Research in the laboratories and by the experimenter may reveal additional points of interest since
the full implications of the combination of deflection modulation with beam modulation are not completely
apparent at this date.
The writers are grateful to the Engineering Experiment Station at Georgia Tech for its financial
support of the investigation of deflection-modulation television systems.
Wilson" J. C.; "Television Engineering," Pitman and Sons, Ltd., London, p. 102, 1937.
Zworykin, V. K. and Morton, G. A.; "Television" Wiley & Sons, Inc., New York, p. 238, 1940.
1 Deflection-modulation is customarily referred to as "velocity modulation" since the lateral velocity
of the scanning spot is modulated in the horizontal direction. Unfortunately, however, the term "velocity
modulation" has also gained acceptance in an entirely different sense, as the "velocity-modulated" klystron
tube. When used with this latter meaning, it applies to the change in velocity of the electrons in the
electron beam itself, such as would be produced by modulating the second-anode voltage in a cathode-ray
RF Cafe began life in 1996 as "RF Tools" in an AOL screen name web space totaling 2 MB.
Its primary purpose was to provide me with ready access to commonly needed formulas and reference

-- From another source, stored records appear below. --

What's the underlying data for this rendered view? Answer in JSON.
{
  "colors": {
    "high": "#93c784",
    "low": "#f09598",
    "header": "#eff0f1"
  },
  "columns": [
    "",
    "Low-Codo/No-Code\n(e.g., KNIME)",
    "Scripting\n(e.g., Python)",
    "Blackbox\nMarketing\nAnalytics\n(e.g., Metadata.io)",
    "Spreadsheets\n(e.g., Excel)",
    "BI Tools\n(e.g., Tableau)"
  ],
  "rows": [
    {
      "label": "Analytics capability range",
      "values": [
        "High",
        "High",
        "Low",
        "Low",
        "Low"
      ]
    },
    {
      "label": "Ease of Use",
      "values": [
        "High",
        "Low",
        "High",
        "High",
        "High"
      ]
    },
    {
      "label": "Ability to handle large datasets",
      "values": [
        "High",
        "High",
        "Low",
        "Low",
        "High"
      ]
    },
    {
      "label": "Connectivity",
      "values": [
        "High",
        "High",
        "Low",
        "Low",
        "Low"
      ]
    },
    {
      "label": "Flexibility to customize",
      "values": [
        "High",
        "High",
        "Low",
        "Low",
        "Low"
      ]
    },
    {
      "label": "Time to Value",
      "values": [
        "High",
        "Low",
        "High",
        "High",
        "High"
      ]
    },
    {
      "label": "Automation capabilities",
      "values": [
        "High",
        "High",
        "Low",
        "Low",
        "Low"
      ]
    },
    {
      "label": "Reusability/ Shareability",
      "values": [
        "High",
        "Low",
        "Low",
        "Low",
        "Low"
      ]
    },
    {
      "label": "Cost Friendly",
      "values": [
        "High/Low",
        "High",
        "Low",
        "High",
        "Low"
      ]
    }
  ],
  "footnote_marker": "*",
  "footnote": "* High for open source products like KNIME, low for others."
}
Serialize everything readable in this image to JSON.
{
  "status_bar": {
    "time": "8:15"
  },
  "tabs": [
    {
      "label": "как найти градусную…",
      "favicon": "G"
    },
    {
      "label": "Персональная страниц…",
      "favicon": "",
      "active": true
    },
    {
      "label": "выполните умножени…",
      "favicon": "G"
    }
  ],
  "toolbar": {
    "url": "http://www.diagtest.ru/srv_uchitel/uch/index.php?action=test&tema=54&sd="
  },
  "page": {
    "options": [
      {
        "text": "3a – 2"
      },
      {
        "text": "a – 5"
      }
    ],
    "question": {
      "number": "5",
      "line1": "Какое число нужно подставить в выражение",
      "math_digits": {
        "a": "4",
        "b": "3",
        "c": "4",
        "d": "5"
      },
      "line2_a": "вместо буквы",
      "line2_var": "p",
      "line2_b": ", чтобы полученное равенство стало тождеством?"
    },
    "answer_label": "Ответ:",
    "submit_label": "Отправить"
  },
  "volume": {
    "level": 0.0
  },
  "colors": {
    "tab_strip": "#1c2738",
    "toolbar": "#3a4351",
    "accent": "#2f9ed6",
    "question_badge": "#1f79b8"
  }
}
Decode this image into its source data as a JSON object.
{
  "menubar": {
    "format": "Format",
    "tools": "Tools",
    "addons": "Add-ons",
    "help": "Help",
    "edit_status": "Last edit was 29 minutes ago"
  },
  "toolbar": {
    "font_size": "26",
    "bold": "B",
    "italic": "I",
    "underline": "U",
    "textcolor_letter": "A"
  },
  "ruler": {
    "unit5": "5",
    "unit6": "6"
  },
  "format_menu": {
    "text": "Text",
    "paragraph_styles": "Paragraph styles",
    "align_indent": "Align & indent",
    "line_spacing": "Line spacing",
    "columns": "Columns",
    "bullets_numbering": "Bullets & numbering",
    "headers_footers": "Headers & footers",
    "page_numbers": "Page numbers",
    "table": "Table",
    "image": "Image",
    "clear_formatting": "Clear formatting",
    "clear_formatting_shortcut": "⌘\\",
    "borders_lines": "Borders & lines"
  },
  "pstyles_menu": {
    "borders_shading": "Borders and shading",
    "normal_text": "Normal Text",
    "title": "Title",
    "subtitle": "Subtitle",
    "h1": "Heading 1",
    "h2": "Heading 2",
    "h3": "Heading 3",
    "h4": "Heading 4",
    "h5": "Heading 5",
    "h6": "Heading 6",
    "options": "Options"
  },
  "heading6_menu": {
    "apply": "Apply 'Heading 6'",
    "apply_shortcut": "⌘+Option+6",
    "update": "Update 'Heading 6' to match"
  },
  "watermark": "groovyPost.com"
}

material while performing my work as an RF system and circuit design engineer. The Internet
was still largely an unknown entity at the time and not much was available in the form of
All trademarks, copyrights, patents, and other rights of ownership to images and text used
on the RF Cafe website are hereby acknowledged.